From 1740, dualism between the Austrian Habsburg Monarchy and the Kingdom of Prussia dominated German history. In 1772, 1793, and 1795, Prussia and Austria, along with the Russian Empire, agreed to the Partitions of Poland. During the period of the French Revolutionary Wars, the Napoleonic era and the subsequent final meeting of the Imperial Diet, most of the Free Imperial Cities were annexed by dynastic territories; the ecclesiastical territories were secularised and annexed. In 1806 the
Imperium was dissolved; France, Russia, Prussia and the Habsburgs competed for hegemony in the German states during the Napoleonic Wars.

German Confederation and Empire

in 1815
Following the fall of Napoleon, the Congress of Vienna founded the German Confederation, a loose league of 39 sovereign states. The appointment of the Emperor of Austria as the permanent president reflected the Congress's rejection of Prussia's rising influence. Disagreement within restoration politics partly led to the rise of liberal movements, followed by new measures of repression by Austrian statesman Klemens von Metternich. The
Zollverein'', a tariff union, furthered economic unity. In light of revolutionary movements in Europe, intellectuals and commoners started the revolutions of 1848 in the German states. King Frederick William IV of Prussia was offered the title of Emperor, but with a loss of power; he rejected the crown and the proposed constitution, a temporary setback for the movement.

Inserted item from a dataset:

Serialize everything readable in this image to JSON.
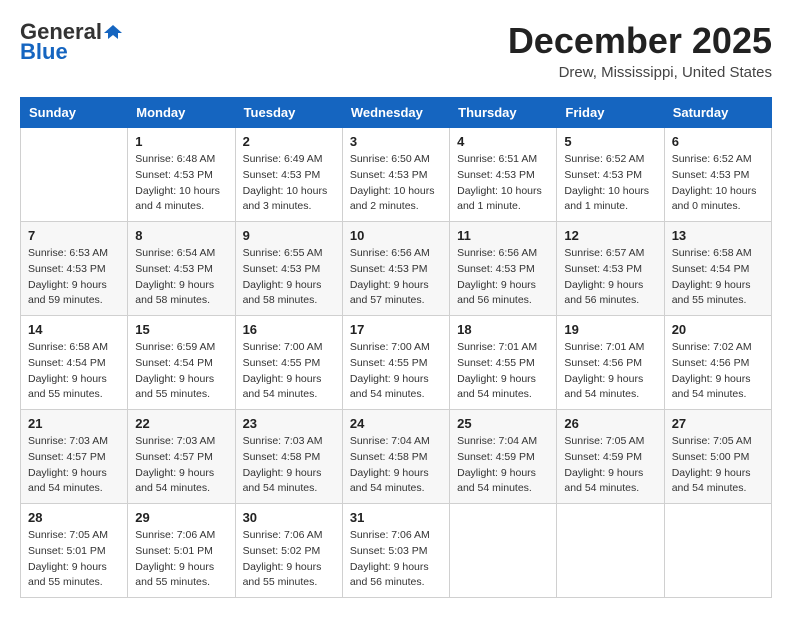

King William I appointed Otto von Bismarck as the Minister President of Prussia in 1862. Bismarck successfully concluded the war with Denmark in 1864; the subsequent decisive Prussian victory in the Austro-Prussian War of 1866 enabled him to create the North German Confederation which excluded Austria. After the defeat of France in the Franco-Prussian War, the German princes proclaimed the founding of the German Empire in 1871. Prussia was the dominant constituent state of the new empire; the King of Prussia ruled as its Kaiser, and Berlin became its capital.
In the Gründerzeit period following the unification of Germany, Bismarck's foreign policy as Chancellor of Germany secured Germany's position as a great nation by forging alliances and avoiding war. However, under Wilhelm II, Germany took an imperialistic course, leading to friction with neighbouring countries. A dual alliance was created with the multinational realm of Austria-Hungary; the Triple Alliance of 1882 included Italy. Britain, France and Russia also concluded alliances to protect against Habsburg interference with Russian interests in the Balkans or German interference against France. At the Berlin Conference in 1884, Germany claimed several colonies including German East Africa, German South West Africa, Togoland, and Kamerun. Later, Germany further expanded its colonial empire to include holdings in the Pacific and China. The colonial government in South West Africa, from 1904 to 1907, carried out the annihilation of the local Herero and Namaqua peoples as punishment for an uprising; this was the 20th century's first genocide.
The assassination of Austria's crown prince on 28 June 1914 provided the pretext for Austria-Hungary to attack Serbia and trigger World War I. After four years of warfare, in which approximately two million German soldiers were killed, a general armistice ended the fighting. In the German Revolution, Emperor Wilhelm II and the ruling princes abdicated their positions and Germany was declared a federal republic. Germany's new leadership signed the Treaty of Versailles in 1919, accepting defeat by the Allies. Germans perceived the treaty as humiliating, which was seen by historians as influential in the rise of Adolf Hitler. Germany lost around 13% of its European territory and ceded all of its colonial possessions in Africa and the South Sea.